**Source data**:
##########

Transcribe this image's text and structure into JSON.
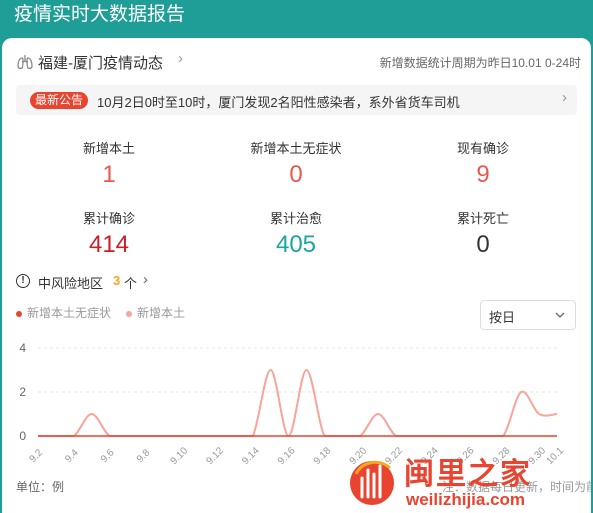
{
  "header": {
    "title": "疫情实时大数据报告"
  },
  "city": {
    "title": "福建-厦门疫情动态",
    "period": "新增数据统计周期为昨日10.01 0-24时"
  },
  "notice": {
    "badge": "最新公告",
    "text": "10月2日0时至10时，厦门发现2名阳性感染者，系外省货车司机"
  },
  "stats": [
    {
      "label": "新增本土",
      "value": "1",
      "color": "#e8584f"
    },
    {
      "label": "新增本土无症状",
      "value": "0",
      "color": "#e8584f"
    },
    {
      "label": "现有确诊",
      "value": "9",
      "color": "#e8584f"
    },
    {
      "label": "累计确诊",
      "value": "414",
      "color": "#c8202a"
    },
    {
      "label": "累计治愈",
      "value": "405",
      "color": "#1aa6a0"
    },
    {
      "label": "累计死亡",
      "value": "0",
      "color": "#333333"
    }
  ],
  "risk": {
    "label": "中风险地区",
    "count": "3",
    "unit": "个"
  },
  "legend": [
    {
      "name": "新增本土无症状",
      "color": "#e8442f"
    },
    {
      "name": "新增本土",
      "color": "#f7a59b"
    }
  ],
  "select": {
    "value": "按日"
  },
  "chart_data": {
    "type": "line",
    "x": [
      "9.2",
      "9.3",
      "9.4",
      "9.5",
      "9.6",
      "9.7",
      "9.8",
      "9.9",
      "9.10",
      "9.11",
      "9.12",
      "9.13",
      "9.14",
      "9.15",
      "9.16",
      "9.17",
      "9.18",
      "9.19",
      "9.20",
      "9.21",
      "9.22",
      "9.23",
      "9.24",
      "9.25",
      "9.26",
      "9.27",
      "9.28",
      "9.29",
      "9.30",
      "10.1"
    ],
    "xtick_labels": [
      "9.2",
      "9.4",
      "9.6",
      "9.8",
      "9.10",
      "9.12",
      "9.14",
      "9.16",
      "9.18",
      "9.20",
      "9.22",
      "9.24",
      "9.26",
      "9.28",
      "9.30",
      "10.1"
    ],
    "yticks": [
      "0",
      "2",
      "4"
    ],
    "ylim": [
      0,
      4
    ],
    "series": [
      {
        "name": "新增本土无症状",
        "color": "#e8442f",
        "values": [
          0,
          0,
          0,
          0,
          0,
          0,
          0,
          0,
          0,
          0,
          0,
          0,
          0,
          0,
          0,
          0,
          0,
          0,
          0,
          0,
          0,
          0,
          0,
          0,
          0,
          0,
          0,
          0,
          0,
          0
        ]
      },
      {
        "name": "新增本土",
        "color": "#f7a59b",
        "values": [
          0,
          0,
          0,
          1,
          0,
          0,
          0,
          0,
          0,
          0,
          0,
          0,
          0,
          3,
          0,
          3,
          0,
          0,
          0,
          1,
          0,
          0,
          0,
          0,
          0,
          0,
          0,
          2,
          1,
          1
        ]
      }
    ]
  },
  "footer": {
    "unit": "单位：例",
    "update_note": "注：数据每日更新，时间为前一日"
  },
  "watermark": {
    "name": "闽里之家",
    "url": "weilizhijia.com"
  }
}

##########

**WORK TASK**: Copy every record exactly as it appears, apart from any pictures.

**ANSWER TO THIS TASK**:
Transcribe this image's text and structure into JSON.
{
  "header": {
    "title": "疫情实时大数据报告"
  },
  "city": {
    "title": "福建-厦门疫情动态",
    "period": "新增数据统计周期为昨日10.01 0-24时"
  },
  "notice": {
    "badge": "最新公告",
    "text": "10月2日0时至10时，厦门发现2名阳性感染者，系外省货车司机"
  },
  "stats": [
    {
      "label": "新增本土",
      "value": "1",
      "color": "#e8584f"
    },
    {
      "label": "新增本土无症状",
      "value": "0",
      "color": "#e8584f"
    },
    {
      "label": "现有确诊",
      "value": "9",
      "color": "#e8584f"
    },
    {
      "label": "累计确诊",
      "value": "414",
      "color": "#c8202a"
    },
    {
      "label": "累计治愈",
      "value": "405",
      "color": "#1aa6a0"
    },
    {
      "label": "累计死亡",
      "value": "0",
      "color": "#333333"
    }
  ],
  "risk": {
    "label": "中风险地区",
    "count": "3",
    "unit": "个"
  },
  "legend": [
    {
      "name": "新增本土无症状",
      "color": "#e8442f"
    },
    {
      "name": "新增本土",
      "color": "#f7a59b"
    }
  ],
  "select": {
    "value": "按日"
  },
  "chart_data": {
    "type": "line",
    "x": [
      "9.2",
      "9.3",
      "9.4",
      "9.5",
      "9.6",
      "9.7",
      "9.8",
      "9.9",
      "9.10",
      "9.11",
      "9.12",
      "9.13",
      "9.14",
      "9.15",
      "9.16",
      "9.17",
      "9.18",
      "9.19",
      "9.20",
      "9.21",
      "9.22",
      "9.23",
      "9.24",
      "9.25",
      "9.26",
      "9.27",
      "9.28",
      "9.29",
      "9.30",
      "10.1"
    ],
    "xtick_labels": [
      "9.2",
      "9.4",
      "9.6",
      "9.8",
      "9.10",
      "9.12",
      "9.14",
      "9.16",
      "9.18",
      "9.20",
      "9.22",
      "9.24",
      "9.26",
      "9.28",
      "9.30",
      "10.1"
    ],
    "yticks": [
      "0",
      "2",
      "4"
    ],
    "ylim": [
      0,
      4
    ],
    "series": [
      {
        "name": "新增本土无症状",
        "color": "#e8442f",
        "values": [
          0,
          0,
          0,
          0,
          0,
          0,
          0,
          0,
          0,
          0,
          0,
          0,
          0,
          0,
          0,
          0,
          0,
          0,
          0,
          0,
          0,
          0,
          0,
          0,
          0,
          0,
          0,
          0,
          0,
          0
        ]
      },
      {
        "name": "新增本土",
        "color": "#f7a59b",
        "values": [
          0,
          0,
          0,
          1,
          0,
          0,
          0,
          0,
          0,
          0,
          0,
          0,
          0,
          3,
          0,
          3,
          0,
          0,
          0,
          1,
          0,
          0,
          0,
          0,
          0,
          0,
          0,
          2,
          1,
          1
        ]
      }
    ]
  },
  "footer": {
    "unit": "单位：例",
    "update_note": "注：数据每日更新，时间为前一日"
  },
  "watermark": {
    "name": "闽里之家",
    "url": "weilizhijia.com"
  }
}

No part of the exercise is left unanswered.